App and web page records:

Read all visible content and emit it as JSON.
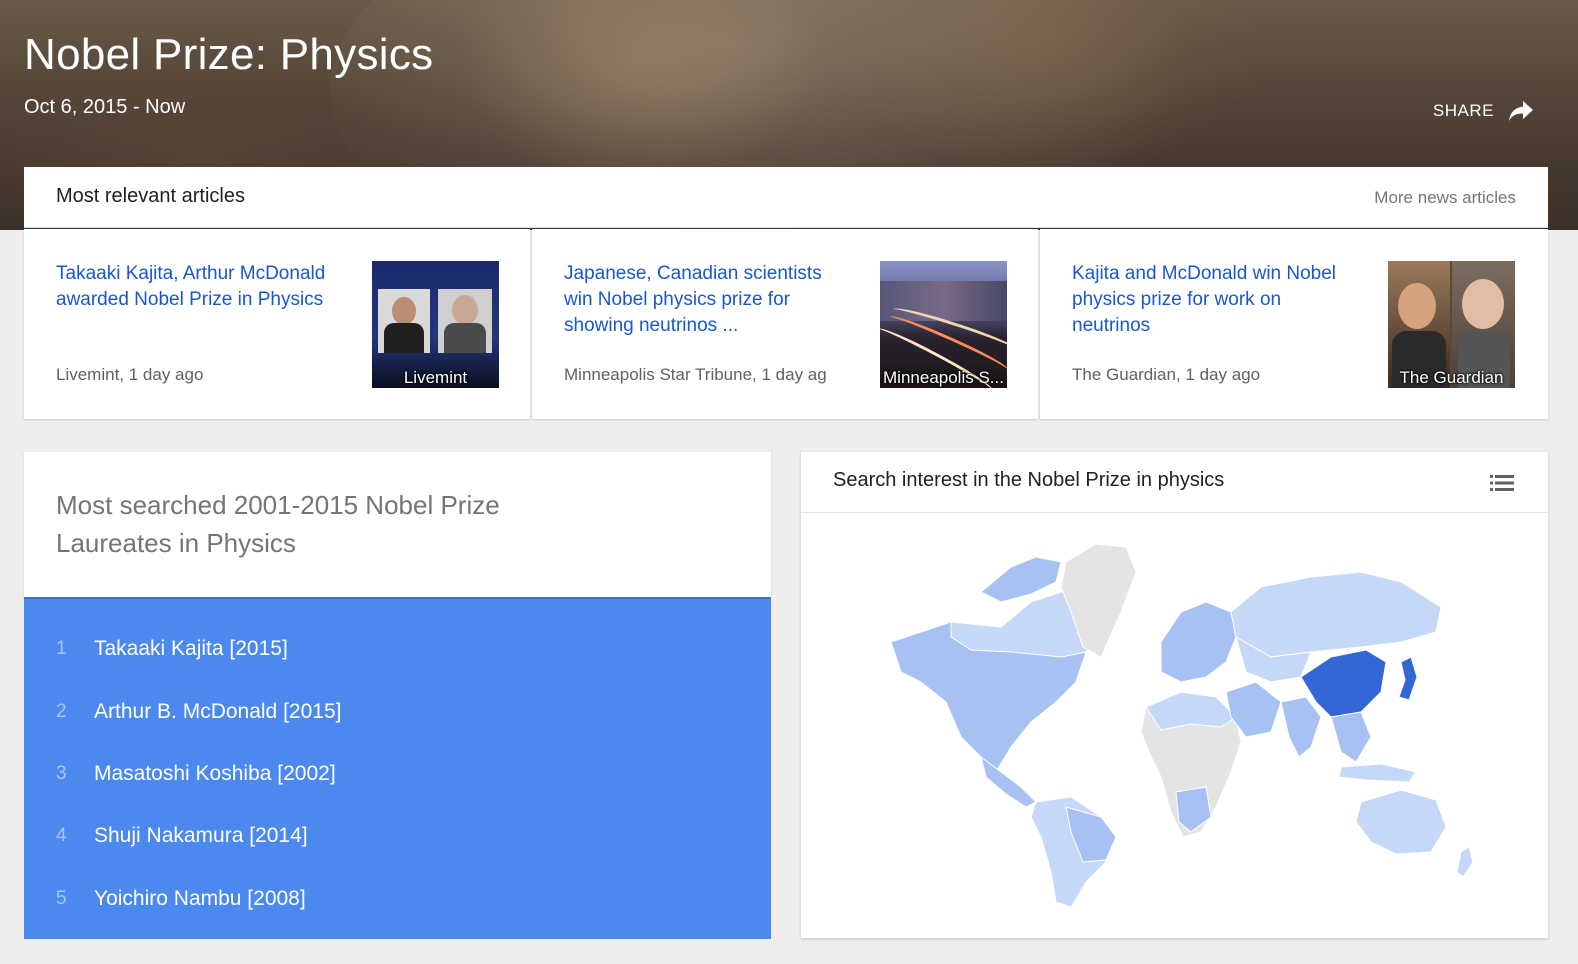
{
  "hero": {
    "title": "Nobel Prize: Physics",
    "date_range": "Oct 6, 2015 - Now",
    "share_label": "SHARE",
    "share_icon": "share-arrow-icon"
  },
  "articles": {
    "header": "Most relevant articles",
    "more_link": "More news articles",
    "items": [
      {
        "title": "Takaaki Kajita, Arthur McDonald awarded Nobel Prize in Physics",
        "source": "Livemint, 1 day ago",
        "thumb_caption": "Livemint"
      },
      {
        "title": "Japanese, Canadian scientists win Nobel physics prize for showing neutrinos ...",
        "source": "Minneapolis Star Tribune, 1 day ag",
        "thumb_caption": "Minneapolis S..."
      },
      {
        "title": "Kajita and McDonald win Nobel physics prize for work on neutrinos",
        "source": "The Guardian, 1 day ago",
        "thumb_caption": "The Guardian"
      }
    ]
  },
  "laureates": {
    "title": "Most searched 2001-2015 Nobel Prize Laureates in Physics",
    "items": [
      {
        "rank": "1",
        "name": "Takaaki Kajita [2015]"
      },
      {
        "rank": "2",
        "name": "Arthur B. McDonald [2015]"
      },
      {
        "rank": "3",
        "name": "Masatoshi Koshiba [2002]"
      },
      {
        "rank": "4",
        "name": "Shuji Nakamura [2014]"
      },
      {
        "rank": "5",
        "name": "Yoichiro Nambu [2008]"
      }
    ]
  },
  "map": {
    "title": "Search interest in the Nobel Prize in physics",
    "menu_icon": "list-icon",
    "colors": {
      "high": "#3367d6",
      "medium": "#a7c2f2",
      "low": "#c6d8f7",
      "none": "#e4e4e4"
    }
  }
}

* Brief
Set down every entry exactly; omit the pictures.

* Solution for this task
Read all visible content and emit it as JSON.
{
  "hero": {
    "title": "Nobel Prize: Physics",
    "date_range": "Oct 6, 2015 - Now",
    "share_label": "SHARE",
    "share_icon": "share-arrow-icon"
  },
  "articles": {
    "header": "Most relevant articles",
    "more_link": "More news articles",
    "items": [
      {
        "title": "Takaaki Kajita, Arthur McDonald awarded Nobel Prize in Physics",
        "source": "Livemint, 1 day ago",
        "thumb_caption": "Livemint"
      },
      {
        "title": "Japanese, Canadian scientists win Nobel physics prize for showing neutrinos ...",
        "source": "Minneapolis Star Tribune, 1 day ag",
        "thumb_caption": "Minneapolis S..."
      },
      {
        "title": "Kajita and McDonald win Nobel physics prize for work on neutrinos",
        "source": "The Guardian, 1 day ago",
        "thumb_caption": "The Guardian"
      }
    ]
  },
  "laureates": {
    "title": "Most searched 2001-2015 Nobel Prize Laureates in Physics",
    "items": [
      {
        "rank": "1",
        "name": "Takaaki Kajita [2015]"
      },
      {
        "rank": "2",
        "name": "Arthur B. McDonald [2015]"
      },
      {
        "rank": "3",
        "name": "Masatoshi Koshiba [2002]"
      },
      {
        "rank": "4",
        "name": "Shuji Nakamura [2014]"
      },
      {
        "rank": "5",
        "name": "Yoichiro Nambu [2008]"
      }
    ]
  },
  "map": {
    "title": "Search interest in the Nobel Prize in physics",
    "menu_icon": "list-icon",
    "colors": {
      "high": "#3367d6",
      "medium": "#a7c2f2",
      "low": "#c6d8f7",
      "none": "#e4e4e4"
    }
  }
}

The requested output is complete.